**What the exercise asks:** From the listing below, pull out all lines with "array" in them.

━━━━━━

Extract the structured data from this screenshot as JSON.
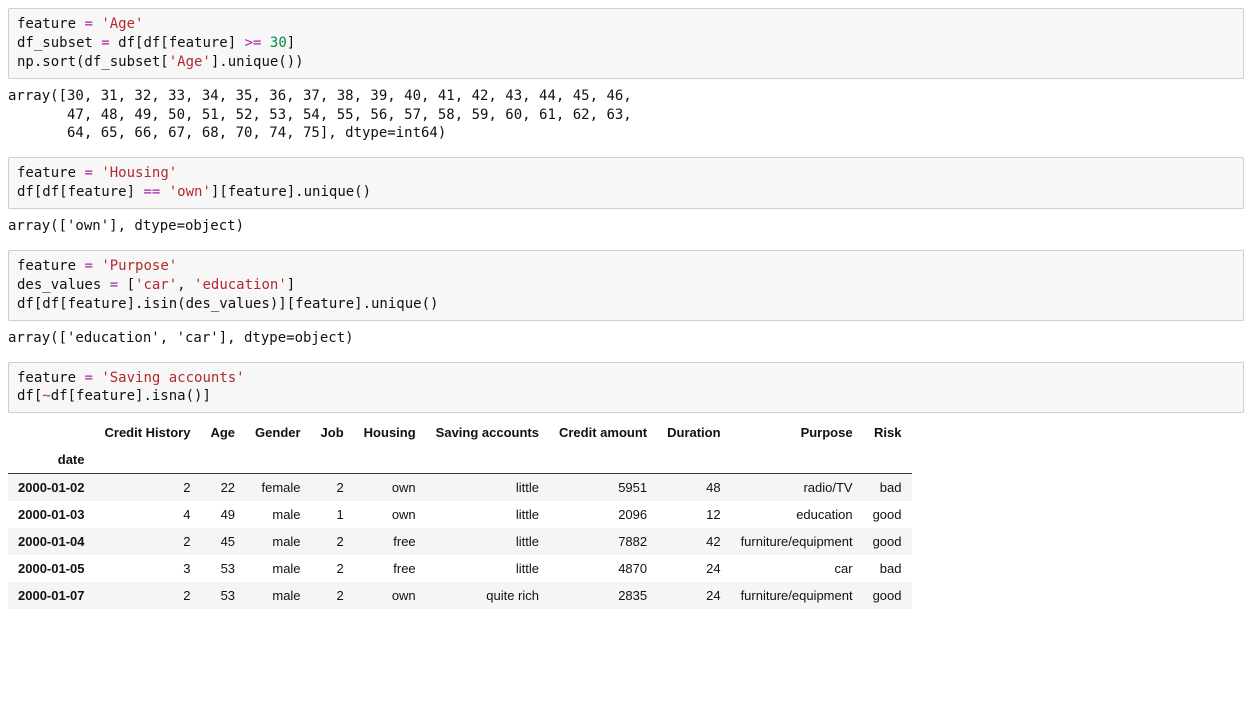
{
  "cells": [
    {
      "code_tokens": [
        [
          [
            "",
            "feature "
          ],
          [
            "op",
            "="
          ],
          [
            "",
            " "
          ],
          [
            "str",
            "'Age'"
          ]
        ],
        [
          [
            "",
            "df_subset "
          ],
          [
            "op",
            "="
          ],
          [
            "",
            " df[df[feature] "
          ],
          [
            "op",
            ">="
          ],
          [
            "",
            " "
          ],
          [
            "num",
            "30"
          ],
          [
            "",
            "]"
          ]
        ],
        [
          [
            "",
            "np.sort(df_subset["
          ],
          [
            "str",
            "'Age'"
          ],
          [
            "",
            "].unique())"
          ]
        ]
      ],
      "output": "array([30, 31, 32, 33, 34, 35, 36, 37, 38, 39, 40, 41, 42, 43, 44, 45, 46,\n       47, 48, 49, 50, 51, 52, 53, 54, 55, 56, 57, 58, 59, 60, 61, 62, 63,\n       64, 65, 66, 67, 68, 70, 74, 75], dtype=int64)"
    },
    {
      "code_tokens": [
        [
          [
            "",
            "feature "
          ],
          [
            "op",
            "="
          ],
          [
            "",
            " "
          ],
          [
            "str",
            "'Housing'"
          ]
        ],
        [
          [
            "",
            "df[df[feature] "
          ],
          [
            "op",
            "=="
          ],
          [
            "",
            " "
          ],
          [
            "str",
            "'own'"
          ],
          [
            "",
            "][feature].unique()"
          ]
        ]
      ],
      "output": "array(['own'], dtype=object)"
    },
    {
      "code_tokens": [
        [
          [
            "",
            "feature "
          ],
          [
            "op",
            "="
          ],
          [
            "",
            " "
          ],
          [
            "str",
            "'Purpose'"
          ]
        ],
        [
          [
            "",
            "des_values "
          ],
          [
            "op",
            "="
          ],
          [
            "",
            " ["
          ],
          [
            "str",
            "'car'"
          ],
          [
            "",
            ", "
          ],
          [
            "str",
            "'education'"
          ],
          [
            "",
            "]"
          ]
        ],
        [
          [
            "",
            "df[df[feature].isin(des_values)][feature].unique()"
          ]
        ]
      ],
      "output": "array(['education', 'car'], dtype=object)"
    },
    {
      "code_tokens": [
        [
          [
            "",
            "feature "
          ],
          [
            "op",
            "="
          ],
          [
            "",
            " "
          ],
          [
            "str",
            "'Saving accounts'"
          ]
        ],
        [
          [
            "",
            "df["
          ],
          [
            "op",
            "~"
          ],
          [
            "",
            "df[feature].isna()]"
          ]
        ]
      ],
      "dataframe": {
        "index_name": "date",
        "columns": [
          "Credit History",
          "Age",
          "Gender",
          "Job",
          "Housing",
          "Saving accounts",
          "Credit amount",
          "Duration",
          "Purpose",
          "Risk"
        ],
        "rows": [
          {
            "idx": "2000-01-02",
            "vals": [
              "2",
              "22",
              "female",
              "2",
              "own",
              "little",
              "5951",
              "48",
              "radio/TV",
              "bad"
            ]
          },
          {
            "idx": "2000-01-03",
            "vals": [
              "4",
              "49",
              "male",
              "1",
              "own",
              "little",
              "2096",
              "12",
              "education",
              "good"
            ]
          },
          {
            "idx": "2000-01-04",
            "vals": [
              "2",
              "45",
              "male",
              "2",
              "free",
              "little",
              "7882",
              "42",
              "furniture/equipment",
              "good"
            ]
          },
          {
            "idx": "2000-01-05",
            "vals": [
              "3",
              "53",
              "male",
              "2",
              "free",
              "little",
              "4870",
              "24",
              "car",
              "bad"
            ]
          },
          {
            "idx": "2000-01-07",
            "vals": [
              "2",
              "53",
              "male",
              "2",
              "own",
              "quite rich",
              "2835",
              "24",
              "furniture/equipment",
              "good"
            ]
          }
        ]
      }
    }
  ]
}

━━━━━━

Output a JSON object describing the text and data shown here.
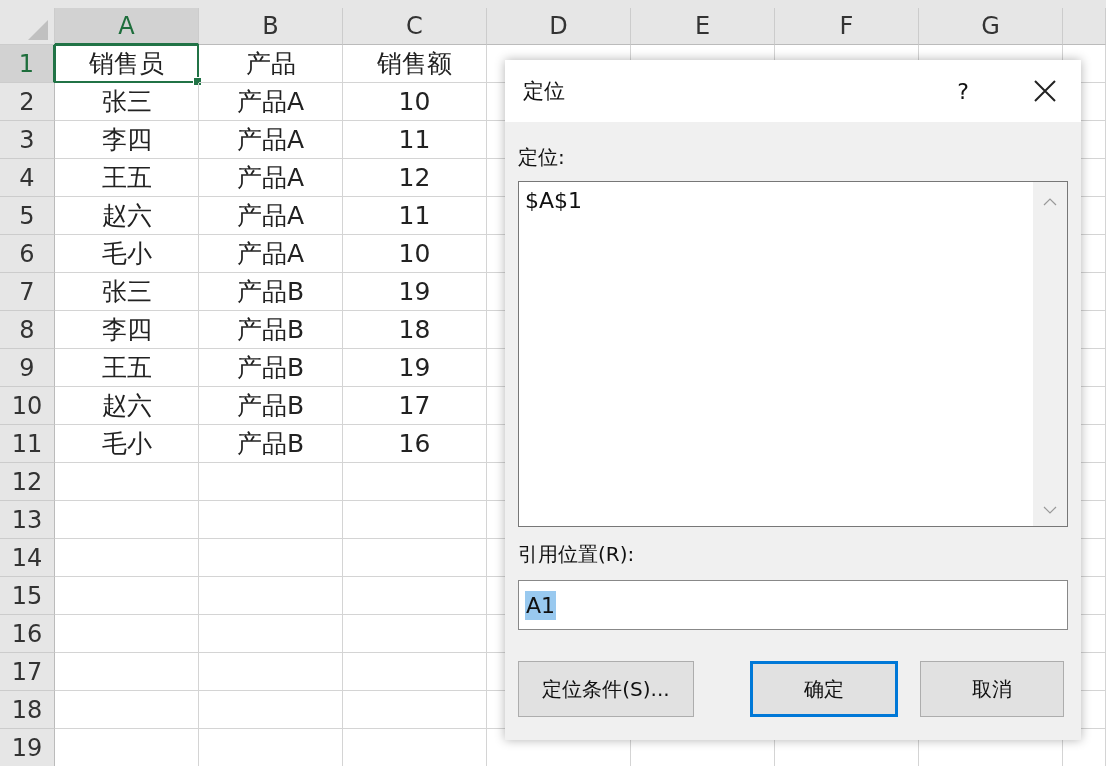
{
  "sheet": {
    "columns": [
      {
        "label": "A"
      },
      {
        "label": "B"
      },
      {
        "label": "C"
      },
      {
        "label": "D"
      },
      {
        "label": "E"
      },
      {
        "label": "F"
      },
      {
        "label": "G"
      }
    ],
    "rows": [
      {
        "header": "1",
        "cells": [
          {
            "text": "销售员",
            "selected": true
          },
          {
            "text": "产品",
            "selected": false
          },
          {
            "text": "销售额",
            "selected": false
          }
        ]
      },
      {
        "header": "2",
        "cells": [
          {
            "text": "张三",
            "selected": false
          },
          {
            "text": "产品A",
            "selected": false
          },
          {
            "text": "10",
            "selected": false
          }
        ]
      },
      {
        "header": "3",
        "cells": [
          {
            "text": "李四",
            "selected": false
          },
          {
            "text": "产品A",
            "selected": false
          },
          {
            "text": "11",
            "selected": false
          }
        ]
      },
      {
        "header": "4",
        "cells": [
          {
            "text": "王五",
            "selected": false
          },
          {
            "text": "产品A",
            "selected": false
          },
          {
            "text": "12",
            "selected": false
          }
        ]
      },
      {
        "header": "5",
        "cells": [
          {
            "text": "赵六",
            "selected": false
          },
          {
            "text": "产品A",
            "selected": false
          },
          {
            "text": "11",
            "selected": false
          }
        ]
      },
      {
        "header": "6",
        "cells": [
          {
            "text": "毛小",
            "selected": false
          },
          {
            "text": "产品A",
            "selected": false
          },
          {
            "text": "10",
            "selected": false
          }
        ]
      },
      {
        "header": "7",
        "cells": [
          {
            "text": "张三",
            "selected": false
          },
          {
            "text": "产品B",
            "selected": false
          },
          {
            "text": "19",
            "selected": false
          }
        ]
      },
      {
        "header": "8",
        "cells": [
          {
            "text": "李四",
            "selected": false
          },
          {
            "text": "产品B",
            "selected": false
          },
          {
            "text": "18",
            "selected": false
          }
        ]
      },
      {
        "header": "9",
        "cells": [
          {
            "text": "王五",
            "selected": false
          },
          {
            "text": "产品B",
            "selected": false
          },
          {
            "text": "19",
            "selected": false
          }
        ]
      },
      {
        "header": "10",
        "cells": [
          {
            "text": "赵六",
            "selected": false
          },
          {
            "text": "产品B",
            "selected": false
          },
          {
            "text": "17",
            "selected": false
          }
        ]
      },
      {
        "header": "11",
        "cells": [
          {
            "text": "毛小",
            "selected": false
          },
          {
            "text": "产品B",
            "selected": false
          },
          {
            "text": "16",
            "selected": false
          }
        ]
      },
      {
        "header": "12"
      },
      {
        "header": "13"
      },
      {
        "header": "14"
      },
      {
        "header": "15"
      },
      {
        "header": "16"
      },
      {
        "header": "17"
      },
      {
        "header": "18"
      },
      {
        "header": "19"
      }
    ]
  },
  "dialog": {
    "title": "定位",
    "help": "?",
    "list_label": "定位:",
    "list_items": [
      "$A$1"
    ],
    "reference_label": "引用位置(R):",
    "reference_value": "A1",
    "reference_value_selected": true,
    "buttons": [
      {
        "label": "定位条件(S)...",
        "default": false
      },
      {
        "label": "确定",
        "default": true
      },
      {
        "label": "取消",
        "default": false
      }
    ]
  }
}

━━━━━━

**Response:**
      "output": "array([30, 31, 32, 33, 34, 35, 36, 37, 38, 39, 40, 41, 42, 43, 44, 45, 46,\n       47, 48, 49, 50, 51, 52, 53, 54, 55, 56, 57, 58, 59, 60, 61, 62, 63,\n       64, 65, 66, 67, 68, 70, 74, 75], dtype=int64)"
      "output": "array(['own'], dtype=object)"
      "output": "array(['education', 'car'], dtype=object)"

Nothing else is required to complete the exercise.